Tuesday, February 27, 2018

Agent Interview: Laura Crockett

Agent Mentor for February 2018

Laura Crockett

We're excited to have our February Agent mentor, Laura Crockett, stop by to answer a few questions. She'll also be available to answer your specific questions on Jan 31st  when we host our second twitter chat! Follow our #1st5pages hashtag and ask agents and/or mentors  anything and everything writing-related. In the meantime, Laura's answers are below! 

When reading a query/pitch, what makes you want to request the manuscript?
First and foremost, I notice if the author followed the agency submission guidelines. Next, I see if the genre and market are in line with what I'm looking for -- it shows whether or not the writer has also read what I am seeking to represent, and knows their genre and market. After that, it's everything I would do when considering buying a book at the bookstore: am I drawn to the jacket summary (pitch/query)? Would I want to re-read this in the future? Is it capturing my attention enough to want to know what happens next? And, since I ask for the first 10 pages of the manuscript in the query, am I drawn to the writing style in the first couple of pages? But I also need to approach this as an agent: is there a market for this book? If everything answers YES, I request! 

What’s on your current wish list?
All sorts of projects! I created a post on my blog dedicated to this question entirely: MSWL for 2018. I felt it would be most helpful to writers to read a post that goes in depth about the projects I'm looking for, apart from the occasional #mswl tweet or what you see in general on the agency website. I'm a sucker for contemporary, historical, and fantasy specifically, and I represent adult and YA fiction -- so sometimes having comp titles and pie-in-the-sky dreams listed and described can prove beneficial in describing my taste as a reader and as an agent.

Character, world, or plot?
I'm a character-driven reader! Obviously you can't have a great story without all three elements, but I'm very much driven by character-focused narratives. I want to be their friend, I want to be the protagonist, so drop me with them and experience life through their eyes. If we have loads of things happening to and around the character with little character motivation/emotional pull, then I lose interest. If we take a moment to stop and describe the world for pages and pages of detail, I lose interest.

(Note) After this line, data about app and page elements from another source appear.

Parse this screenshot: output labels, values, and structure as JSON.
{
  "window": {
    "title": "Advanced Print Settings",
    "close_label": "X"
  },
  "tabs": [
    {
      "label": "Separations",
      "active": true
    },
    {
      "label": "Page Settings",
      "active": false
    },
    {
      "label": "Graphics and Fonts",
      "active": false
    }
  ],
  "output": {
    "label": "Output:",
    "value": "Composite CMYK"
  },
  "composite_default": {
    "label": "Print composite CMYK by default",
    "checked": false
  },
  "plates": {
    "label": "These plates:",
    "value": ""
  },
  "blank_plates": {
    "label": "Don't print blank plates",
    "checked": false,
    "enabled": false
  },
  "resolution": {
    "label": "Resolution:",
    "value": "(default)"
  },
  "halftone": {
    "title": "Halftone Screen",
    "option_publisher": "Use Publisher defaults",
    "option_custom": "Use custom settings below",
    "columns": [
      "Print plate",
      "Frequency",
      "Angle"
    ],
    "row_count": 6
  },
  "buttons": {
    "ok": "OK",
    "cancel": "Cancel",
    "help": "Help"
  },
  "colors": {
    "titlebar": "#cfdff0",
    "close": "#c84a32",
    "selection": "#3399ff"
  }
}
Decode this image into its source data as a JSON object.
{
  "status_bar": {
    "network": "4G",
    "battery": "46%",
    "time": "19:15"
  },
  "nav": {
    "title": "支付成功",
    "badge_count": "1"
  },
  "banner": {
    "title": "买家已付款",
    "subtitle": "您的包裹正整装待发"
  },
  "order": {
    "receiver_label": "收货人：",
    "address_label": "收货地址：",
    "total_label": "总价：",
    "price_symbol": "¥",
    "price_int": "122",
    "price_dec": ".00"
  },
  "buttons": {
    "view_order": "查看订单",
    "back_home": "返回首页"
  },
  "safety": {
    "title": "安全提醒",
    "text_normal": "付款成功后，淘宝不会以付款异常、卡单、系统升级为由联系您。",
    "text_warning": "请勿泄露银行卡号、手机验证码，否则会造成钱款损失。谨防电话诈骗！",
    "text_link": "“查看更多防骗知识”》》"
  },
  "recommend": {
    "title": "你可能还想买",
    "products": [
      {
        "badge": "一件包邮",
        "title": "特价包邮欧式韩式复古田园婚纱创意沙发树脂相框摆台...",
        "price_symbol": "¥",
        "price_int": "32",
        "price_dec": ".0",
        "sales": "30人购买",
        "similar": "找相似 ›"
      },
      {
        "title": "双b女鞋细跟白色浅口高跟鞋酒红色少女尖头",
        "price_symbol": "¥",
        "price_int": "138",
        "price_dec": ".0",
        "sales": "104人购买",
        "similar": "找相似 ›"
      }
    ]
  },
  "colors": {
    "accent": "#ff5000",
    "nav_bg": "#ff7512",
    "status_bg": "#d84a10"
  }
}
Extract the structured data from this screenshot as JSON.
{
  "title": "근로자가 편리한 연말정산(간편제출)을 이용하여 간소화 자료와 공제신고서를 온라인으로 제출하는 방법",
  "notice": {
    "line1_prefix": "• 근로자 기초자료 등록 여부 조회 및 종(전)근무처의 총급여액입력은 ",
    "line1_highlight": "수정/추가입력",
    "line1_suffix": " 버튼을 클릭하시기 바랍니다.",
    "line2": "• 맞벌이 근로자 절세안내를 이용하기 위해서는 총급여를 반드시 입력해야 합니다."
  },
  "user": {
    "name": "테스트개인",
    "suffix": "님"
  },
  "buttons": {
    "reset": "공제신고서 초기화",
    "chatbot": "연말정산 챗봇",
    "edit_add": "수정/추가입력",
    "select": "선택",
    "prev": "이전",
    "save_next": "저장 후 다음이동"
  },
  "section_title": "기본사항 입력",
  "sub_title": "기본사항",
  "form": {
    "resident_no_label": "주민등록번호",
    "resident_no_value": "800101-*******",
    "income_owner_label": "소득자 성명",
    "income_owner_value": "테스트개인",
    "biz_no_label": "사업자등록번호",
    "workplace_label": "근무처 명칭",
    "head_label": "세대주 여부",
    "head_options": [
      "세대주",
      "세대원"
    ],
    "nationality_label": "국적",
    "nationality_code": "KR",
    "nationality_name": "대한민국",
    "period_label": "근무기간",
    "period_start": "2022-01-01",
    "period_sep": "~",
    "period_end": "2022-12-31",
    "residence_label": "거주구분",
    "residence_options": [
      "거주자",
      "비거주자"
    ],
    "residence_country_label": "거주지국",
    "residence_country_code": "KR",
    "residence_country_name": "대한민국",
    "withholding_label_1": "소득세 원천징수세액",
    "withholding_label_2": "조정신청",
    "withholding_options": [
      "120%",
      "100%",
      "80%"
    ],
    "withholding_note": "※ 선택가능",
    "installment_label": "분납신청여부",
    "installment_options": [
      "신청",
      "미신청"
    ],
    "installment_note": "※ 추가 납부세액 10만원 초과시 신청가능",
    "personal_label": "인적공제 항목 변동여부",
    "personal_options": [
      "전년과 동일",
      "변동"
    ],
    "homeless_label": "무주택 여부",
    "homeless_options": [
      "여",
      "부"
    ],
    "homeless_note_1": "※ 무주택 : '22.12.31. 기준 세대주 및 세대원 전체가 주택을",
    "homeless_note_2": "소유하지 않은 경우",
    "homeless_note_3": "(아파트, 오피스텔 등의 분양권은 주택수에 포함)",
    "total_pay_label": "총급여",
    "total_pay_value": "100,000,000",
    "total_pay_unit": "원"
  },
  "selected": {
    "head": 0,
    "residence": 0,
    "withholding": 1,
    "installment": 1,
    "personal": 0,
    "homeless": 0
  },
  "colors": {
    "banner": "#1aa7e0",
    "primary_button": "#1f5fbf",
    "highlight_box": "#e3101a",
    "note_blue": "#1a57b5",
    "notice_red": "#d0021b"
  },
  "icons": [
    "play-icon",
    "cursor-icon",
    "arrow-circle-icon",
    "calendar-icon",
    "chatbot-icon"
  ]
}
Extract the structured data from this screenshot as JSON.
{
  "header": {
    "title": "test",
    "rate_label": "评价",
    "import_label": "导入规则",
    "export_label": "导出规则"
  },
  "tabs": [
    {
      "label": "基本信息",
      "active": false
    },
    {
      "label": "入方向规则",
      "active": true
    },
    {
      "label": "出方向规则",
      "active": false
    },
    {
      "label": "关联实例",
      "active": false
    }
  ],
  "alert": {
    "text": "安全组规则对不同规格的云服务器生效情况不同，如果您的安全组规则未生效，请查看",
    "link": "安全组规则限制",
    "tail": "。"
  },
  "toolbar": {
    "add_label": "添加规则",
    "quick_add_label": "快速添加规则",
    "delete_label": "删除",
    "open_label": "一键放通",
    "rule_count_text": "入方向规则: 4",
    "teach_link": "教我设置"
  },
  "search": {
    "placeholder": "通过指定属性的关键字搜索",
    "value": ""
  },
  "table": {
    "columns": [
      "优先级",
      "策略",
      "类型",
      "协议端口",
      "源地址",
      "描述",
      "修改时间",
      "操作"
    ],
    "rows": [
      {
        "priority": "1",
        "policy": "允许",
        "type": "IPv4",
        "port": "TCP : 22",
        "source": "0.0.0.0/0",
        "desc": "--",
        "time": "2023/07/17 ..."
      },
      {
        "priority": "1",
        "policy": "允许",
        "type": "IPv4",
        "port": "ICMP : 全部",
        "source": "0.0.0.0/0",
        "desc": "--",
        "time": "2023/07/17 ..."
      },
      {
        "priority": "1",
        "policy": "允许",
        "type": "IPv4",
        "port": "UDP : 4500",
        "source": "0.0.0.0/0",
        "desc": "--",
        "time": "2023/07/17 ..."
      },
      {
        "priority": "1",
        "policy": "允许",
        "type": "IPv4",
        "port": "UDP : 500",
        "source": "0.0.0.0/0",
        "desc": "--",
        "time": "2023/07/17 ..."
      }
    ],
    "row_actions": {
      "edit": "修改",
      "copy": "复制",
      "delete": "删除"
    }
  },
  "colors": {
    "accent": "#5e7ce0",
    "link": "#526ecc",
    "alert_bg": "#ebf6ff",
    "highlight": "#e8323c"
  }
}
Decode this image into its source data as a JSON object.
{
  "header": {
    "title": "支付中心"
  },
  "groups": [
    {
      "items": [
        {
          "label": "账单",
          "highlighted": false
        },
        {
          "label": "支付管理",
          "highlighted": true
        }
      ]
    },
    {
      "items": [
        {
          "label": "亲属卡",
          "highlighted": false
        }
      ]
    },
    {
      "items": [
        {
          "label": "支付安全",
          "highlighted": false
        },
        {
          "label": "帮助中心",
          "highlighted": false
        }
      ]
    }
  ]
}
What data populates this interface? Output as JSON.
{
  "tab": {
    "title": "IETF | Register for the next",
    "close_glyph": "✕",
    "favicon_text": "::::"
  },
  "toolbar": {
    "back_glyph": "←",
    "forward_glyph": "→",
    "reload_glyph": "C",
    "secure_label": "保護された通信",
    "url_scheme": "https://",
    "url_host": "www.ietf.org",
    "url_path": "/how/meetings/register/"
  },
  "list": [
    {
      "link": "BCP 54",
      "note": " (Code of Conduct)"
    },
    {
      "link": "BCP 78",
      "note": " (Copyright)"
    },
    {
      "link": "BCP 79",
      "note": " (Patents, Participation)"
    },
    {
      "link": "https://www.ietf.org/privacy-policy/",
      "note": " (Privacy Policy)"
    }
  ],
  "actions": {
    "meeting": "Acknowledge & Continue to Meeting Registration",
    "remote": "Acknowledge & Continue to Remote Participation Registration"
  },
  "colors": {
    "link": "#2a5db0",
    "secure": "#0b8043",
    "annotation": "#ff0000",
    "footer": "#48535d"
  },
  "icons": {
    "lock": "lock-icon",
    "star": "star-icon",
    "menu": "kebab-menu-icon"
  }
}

Aspects of the world will come about in conversations and day-to-day workings, the plot will spring forth with different drives and obstacles. I don't have to like your character, but I certainly need to feel a connection with them. There's a fine balance juggling all three -- as long as you make it clear the character's joys, sorrows, desires, and dreams, I will be pulled into the adventure.

Are you an editorial agent?
Yes, though I could also be described as a coaching agent or a brainstorming agent. I take what the writer's already created, point out things I want to see more (or less) of, and then brainstorm with the writer ways we could really polish the manuscript and make it shine, taking it to the next level. I'm a reader with a lot of thoughts, and the writer is the creative genius. I want to give the writer room to develop and grow. I hope that through our conversations, all sorts of lightbulbs of creative energy turn on and allow for that growth to happen.  

What do you like to do for fun?
Apart from reading for fun? Music! For years, friends and family thought I would pursue a career in music (I played several instruments, competed in piano, and sang in a professional children's choir). Now, singing and tinkering on the piano are hobbies, along with knitting, trying new restaurants in town, and traveling. 

No comments:

Post a Comment